GOVERMENT POLICY AND LEGISLATION ON INVESTMENT IN MINERALS
The national economic objectives stand as the policy framework in the mineral sector where it is stipulated to invite participation in terms of technical know-how and investment from sources inside the country and abroad. It is the policy in the mineral sector to boost up present production, to fulfill the growing domestic demand and to increase foreign exchange earnings. Mineral-wise emphasis is given for development of copper, gold, lead, zinc, iron and steel, coal, nickel and construction related industrial minerals such as cement making materials, dimension stones and aggregates.
The Union of Myanmar Mines Law was promulgated in September 1994 and Rules relating to the law followed in December 1996.
The Ministry of Mines is the government authority responsible for implementation of the policy, legislation and enforcement of law, rules and regulations in the mining sector.
According to the Myanmar Mines Law, all naturally occurring minerals found either on or under the soil of any land in the continental shelf are deemed to be owned by the State.
It is the policy of the Ministry of Mines not to make new investment on its own, but to encourage foreign and local investors to invest in the mining sector. Forms of agreement may be generally on production sharing basis or profit sharing basis based on equity contribution by both parties. Production sharing type of investment could either be straight split on total production or after cost recovery. Depending on case by case basis, Ministry of Mines is flexible whether to have majority, minority or equal participation in equity participation joint ventures.
Although there is no framework legislation for environmental protection as yet, measures for environmental protection are provided in the Myanmar Mines Law (1994) and the Myanmar Mines Rules (1996). One of the objectives of the Myanmar Mines Law (1994) is to protect the environmental conservation works that may have detrimental effects due to mining operations. Under Section 13 of the Myanmar Mines Law, it is mentioned that the holder of the permit shall comply with the rules prescribed under the Law in respect of making provisions for the environmental conservation works that may have detrimental effects due to mining operations.
(1) Dead Rent
Dead Rent according to the type of operations is shown in the table on page 87 Section 115 of Myanmar Mines Rules. Surface Rent is payable to the General Administration Department after acquiring Land Lease. The rent levied is minimal.

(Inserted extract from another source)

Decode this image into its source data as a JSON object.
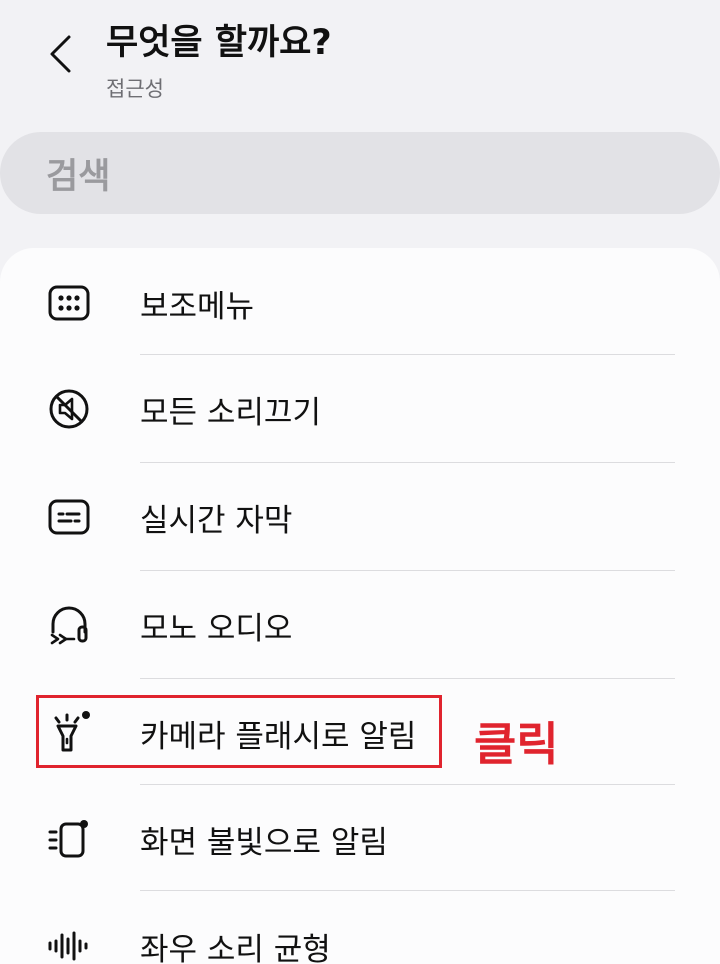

Royalty for metallic minerals is 3 to 4 % and 4 to 5 % for precious metallic minerals as prescribed in Chapter 6 of the Myanmar Mines Law. Royalty is levied on value of mineral sold.It is a sale based royalty and not a production based royalty. (Refer section 18 of the Myanmar Mines Law) Royalty may be exempted in whole or in part as may be determined by the Ministry of Mines.(Section 20 of the Myanmar Mines Law)
(3) Commercial Tax
Commercial Tax on export commodities is 8% payable in foreign currency. Commercial tax on export commodities may be exempted for up to (3) years upon applications for projects undertaken with MIC permit. There is no commercial tax on coal, if sold locally.
(4) Corporate Tax
30% corporate tax is levied on profit of an enterprise. For projects working under MIC permit an exemption of 50% may be granted if all products are exported.
(5) Custom Duty
Custom Duty for importing of mining machinery and equipment (eg, EME's, Rock Drills etc.,) ranges normally 1%.